Muscat: The US travel ban has hit many expatriate residents in Oman following the executive order banning entry to citizens of seven Muslim-majority countries.

Mohammad Ahmad, a Sudanese resident of Oman was supposed to meet his family in the US next month but his plans were quickly dashed after the US embassy stopped issuing visit visas following the executive order.

Ahmad has been working in Oman for the past 10 years and used to visit his Ohio-based family, who are permanent residents, every year without any obstacles.

“I hope the ban will be lifted, I would like to spend the holidays with them,” he said.

Murtada Hussain, an Iraqi national, said that he was shocked with the executive order, describing it as “racist”.

Now he is unable to attend his son’s university graduation next week.

“My wife and I have been waiting for this moment, but now everything has fallen apart,” he told Gulf News.

The US embassy in Muscat has issued a standard advisory that any citizen of the seven banned countries will not be given a visa appointment.

“If you are a national, or dual national, of one of these countries, please do not schedule a visa appointment or pay any visa fees at this time as you will not be able to proceed with your visa interview,” the statement reads.
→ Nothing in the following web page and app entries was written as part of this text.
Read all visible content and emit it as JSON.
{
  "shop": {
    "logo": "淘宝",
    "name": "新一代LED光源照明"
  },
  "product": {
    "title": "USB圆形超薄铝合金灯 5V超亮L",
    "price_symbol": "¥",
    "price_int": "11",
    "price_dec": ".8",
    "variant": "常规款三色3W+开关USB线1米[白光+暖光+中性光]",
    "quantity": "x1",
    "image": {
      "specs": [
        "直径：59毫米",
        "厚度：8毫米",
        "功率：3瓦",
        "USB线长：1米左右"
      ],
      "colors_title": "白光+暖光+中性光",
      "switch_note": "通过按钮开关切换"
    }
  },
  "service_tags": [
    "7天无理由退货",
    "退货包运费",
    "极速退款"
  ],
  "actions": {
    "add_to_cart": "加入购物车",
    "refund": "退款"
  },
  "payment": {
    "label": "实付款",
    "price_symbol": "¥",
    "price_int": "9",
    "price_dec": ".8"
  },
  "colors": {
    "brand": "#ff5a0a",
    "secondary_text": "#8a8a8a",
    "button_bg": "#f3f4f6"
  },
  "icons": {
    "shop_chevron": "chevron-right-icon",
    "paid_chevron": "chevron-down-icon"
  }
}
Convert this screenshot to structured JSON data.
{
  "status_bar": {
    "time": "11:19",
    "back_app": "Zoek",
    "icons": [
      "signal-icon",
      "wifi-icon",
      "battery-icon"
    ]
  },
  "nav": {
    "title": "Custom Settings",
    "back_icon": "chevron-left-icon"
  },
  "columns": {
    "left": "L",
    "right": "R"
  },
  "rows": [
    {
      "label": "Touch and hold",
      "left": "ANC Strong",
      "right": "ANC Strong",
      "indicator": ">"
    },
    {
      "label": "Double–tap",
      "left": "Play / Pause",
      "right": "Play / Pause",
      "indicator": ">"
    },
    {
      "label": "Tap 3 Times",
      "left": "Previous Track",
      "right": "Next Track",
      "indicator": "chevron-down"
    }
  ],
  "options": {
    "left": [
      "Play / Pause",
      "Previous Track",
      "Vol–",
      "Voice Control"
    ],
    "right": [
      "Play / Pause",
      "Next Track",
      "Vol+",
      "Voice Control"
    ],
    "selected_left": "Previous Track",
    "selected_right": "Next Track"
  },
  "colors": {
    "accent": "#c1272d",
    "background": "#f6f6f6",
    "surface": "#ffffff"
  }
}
The statement added that travel for official governmental purposes, related to official business at or on behalf of designated international organisations, on behalf of the North Atlantic Treaty Organisation, or by certain officials is not subject to suspension.

Some airlines have also been rerouting and refunding passengers of those countries who can no longer fly to the US.

Qatar Airways, Emirates Airways and Turkish Airways have advised passengers from banned countries that they need to have either a permanent resident card (Green card) or diplomatic visa to travel.

The 90-day travel ban applies to citizens of Iraq, Libya, Iran, Somalia, Syria, Sudan and Yemen.